PROBLEM REQUIREMENTS: Copy every line below that has the word "true" in it.
::: RECORDS TO USE
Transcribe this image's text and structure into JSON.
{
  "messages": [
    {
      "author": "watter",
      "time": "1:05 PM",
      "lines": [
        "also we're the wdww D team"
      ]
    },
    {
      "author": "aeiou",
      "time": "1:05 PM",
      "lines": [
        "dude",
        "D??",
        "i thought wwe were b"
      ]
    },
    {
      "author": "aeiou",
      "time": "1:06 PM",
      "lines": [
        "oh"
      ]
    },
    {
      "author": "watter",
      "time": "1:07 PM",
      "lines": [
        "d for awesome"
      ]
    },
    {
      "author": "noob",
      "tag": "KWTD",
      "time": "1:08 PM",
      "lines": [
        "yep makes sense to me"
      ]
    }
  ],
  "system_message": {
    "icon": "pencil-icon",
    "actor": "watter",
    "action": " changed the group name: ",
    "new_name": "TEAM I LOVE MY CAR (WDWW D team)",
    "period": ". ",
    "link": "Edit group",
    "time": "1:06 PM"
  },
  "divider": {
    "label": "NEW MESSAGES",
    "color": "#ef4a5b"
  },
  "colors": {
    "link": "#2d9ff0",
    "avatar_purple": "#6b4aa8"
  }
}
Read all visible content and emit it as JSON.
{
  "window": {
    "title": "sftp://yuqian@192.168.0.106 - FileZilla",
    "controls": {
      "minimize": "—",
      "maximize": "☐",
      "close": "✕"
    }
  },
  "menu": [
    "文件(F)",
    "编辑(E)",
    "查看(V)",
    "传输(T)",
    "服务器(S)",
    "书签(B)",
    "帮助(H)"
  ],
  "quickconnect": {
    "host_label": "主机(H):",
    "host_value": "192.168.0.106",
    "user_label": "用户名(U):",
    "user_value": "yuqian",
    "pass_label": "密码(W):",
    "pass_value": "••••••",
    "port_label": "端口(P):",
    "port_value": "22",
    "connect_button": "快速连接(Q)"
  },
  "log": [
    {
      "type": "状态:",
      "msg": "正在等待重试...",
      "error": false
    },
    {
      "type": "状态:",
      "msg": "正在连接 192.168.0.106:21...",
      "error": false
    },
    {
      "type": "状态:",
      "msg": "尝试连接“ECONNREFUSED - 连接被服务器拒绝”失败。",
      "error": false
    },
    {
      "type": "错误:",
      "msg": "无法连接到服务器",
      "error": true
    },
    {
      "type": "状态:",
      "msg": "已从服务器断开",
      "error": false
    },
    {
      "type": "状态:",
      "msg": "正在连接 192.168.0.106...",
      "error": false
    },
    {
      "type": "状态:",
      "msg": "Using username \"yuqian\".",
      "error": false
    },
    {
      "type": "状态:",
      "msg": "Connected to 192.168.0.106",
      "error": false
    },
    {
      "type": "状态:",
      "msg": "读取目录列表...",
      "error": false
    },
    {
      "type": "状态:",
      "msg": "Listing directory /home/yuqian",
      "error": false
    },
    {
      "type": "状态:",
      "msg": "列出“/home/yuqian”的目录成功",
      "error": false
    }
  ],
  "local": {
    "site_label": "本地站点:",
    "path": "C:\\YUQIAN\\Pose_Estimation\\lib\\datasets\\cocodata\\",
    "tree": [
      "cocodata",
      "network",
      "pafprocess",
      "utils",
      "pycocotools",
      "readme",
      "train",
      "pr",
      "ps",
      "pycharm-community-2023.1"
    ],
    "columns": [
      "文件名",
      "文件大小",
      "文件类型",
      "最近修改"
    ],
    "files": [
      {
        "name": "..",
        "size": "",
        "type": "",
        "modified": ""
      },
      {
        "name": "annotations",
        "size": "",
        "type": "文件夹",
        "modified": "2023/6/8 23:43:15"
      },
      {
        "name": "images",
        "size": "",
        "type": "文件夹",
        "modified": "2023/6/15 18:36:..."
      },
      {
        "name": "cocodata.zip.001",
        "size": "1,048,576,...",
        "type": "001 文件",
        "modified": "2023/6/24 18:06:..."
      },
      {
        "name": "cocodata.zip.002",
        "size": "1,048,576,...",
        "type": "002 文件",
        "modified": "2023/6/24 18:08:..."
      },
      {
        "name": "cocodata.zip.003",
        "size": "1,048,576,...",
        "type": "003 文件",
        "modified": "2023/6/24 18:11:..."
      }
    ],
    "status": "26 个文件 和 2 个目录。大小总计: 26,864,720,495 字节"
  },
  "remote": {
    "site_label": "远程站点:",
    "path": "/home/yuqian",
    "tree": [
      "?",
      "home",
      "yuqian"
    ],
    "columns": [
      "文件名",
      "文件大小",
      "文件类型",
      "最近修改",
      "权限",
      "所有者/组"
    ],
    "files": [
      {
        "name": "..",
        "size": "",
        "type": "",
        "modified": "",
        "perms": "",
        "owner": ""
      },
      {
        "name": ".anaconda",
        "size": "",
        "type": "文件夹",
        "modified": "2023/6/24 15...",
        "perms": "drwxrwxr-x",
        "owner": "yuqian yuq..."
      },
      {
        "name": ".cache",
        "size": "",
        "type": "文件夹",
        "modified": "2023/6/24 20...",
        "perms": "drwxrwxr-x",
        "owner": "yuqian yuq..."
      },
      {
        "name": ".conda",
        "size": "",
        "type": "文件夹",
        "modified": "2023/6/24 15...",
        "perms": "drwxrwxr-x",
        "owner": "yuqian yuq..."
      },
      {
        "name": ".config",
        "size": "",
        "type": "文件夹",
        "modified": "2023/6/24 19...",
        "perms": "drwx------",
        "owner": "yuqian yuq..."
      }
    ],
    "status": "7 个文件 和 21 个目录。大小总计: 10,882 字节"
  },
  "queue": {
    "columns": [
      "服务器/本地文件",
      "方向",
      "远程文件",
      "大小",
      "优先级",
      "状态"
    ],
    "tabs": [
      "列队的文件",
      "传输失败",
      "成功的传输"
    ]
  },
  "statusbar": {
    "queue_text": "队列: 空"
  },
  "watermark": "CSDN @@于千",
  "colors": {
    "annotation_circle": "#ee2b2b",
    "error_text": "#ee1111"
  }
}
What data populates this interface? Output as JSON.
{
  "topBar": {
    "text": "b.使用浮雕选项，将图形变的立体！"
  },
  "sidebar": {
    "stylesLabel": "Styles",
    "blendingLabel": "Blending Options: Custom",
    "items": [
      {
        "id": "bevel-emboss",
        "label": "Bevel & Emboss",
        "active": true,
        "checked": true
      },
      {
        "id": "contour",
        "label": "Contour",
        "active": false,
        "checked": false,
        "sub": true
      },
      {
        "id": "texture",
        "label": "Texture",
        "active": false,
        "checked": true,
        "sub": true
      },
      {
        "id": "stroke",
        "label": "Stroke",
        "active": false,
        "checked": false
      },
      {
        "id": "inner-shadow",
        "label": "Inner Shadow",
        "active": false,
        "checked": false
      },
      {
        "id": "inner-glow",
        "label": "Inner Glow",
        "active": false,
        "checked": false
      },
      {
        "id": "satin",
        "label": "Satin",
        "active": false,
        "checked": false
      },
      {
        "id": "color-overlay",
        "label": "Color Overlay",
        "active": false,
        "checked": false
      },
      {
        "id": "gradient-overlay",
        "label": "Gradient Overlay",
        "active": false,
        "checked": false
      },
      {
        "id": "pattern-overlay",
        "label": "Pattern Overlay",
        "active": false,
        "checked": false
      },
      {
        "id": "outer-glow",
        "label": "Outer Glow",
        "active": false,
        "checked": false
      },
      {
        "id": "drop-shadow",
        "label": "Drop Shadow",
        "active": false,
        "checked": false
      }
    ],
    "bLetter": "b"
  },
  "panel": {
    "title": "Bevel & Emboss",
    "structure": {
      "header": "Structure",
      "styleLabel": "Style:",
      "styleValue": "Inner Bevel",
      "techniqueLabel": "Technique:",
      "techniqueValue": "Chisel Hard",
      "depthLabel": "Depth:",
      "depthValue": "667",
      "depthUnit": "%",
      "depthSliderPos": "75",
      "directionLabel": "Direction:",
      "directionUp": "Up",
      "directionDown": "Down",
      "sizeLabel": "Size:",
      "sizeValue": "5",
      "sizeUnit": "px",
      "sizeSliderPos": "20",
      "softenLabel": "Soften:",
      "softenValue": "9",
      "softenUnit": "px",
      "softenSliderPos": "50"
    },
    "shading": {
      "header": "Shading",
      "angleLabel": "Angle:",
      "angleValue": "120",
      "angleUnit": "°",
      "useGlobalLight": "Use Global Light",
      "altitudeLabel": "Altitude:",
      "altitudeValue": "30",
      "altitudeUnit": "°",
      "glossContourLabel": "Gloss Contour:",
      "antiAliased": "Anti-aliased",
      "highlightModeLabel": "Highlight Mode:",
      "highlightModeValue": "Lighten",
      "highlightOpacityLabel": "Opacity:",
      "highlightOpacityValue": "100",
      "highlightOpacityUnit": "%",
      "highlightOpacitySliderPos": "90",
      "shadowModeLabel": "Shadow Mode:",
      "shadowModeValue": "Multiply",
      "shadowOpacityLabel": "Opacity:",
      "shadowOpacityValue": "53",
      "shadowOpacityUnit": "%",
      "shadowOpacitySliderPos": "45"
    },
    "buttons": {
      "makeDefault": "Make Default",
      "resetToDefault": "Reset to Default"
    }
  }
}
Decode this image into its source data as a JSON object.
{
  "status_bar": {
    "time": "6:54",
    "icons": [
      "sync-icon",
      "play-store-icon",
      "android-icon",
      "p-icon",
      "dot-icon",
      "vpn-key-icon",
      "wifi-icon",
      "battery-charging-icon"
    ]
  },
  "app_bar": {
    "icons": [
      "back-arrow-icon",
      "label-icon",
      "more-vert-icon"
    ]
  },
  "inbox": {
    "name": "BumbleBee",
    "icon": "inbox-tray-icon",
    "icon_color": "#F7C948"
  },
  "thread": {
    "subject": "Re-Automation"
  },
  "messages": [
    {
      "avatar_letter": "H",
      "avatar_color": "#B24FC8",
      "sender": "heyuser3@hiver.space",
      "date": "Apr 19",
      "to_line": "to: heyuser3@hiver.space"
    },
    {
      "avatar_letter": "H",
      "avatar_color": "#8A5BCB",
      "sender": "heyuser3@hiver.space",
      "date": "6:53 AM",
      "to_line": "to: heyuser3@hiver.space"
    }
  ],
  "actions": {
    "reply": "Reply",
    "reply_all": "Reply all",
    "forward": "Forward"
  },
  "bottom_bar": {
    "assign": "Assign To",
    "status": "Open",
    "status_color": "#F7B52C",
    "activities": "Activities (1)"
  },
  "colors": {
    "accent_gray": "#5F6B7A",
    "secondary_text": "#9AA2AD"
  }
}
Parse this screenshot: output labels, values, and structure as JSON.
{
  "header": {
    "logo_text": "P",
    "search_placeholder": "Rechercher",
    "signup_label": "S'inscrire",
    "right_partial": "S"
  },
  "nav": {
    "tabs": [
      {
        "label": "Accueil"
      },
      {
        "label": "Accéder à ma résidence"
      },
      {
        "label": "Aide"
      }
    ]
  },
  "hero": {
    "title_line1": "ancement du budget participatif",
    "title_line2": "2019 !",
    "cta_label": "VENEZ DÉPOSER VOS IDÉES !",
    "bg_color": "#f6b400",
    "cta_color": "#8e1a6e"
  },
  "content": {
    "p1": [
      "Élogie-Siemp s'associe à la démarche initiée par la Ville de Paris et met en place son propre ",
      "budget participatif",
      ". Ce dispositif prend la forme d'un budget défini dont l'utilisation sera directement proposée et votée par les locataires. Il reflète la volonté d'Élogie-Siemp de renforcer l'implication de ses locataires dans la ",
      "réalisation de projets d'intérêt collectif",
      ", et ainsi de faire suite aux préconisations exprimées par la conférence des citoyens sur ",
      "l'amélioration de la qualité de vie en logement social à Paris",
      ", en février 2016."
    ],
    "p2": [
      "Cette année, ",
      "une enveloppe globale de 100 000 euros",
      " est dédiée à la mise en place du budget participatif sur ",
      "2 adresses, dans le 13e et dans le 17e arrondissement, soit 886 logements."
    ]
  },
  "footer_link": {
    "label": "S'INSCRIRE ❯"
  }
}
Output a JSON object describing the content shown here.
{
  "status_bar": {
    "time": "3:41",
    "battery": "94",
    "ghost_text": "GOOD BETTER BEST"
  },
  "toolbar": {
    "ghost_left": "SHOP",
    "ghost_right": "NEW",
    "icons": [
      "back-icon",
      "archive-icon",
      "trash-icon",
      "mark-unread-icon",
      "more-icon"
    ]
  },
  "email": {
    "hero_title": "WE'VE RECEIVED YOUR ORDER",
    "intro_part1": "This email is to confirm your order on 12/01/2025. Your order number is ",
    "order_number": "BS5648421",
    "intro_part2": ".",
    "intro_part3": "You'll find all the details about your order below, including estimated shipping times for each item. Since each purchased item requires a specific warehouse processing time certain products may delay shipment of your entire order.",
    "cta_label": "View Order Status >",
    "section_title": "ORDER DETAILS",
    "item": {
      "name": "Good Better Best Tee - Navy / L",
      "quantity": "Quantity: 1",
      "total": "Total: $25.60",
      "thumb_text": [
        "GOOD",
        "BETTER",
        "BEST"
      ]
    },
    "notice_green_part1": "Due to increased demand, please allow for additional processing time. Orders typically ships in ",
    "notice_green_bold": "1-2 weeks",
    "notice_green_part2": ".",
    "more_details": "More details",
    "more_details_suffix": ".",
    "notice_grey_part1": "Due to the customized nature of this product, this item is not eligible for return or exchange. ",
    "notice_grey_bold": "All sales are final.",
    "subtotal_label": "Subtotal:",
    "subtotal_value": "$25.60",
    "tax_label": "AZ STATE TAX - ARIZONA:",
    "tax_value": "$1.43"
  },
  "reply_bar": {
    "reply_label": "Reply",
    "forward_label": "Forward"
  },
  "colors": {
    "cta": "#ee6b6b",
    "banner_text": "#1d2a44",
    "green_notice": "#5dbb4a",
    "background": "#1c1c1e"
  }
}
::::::
YOUR RESPONSE:
      "error": true
        "active": true,
        "checked": true
        "sub": true
        "checked": true,
        "sub": true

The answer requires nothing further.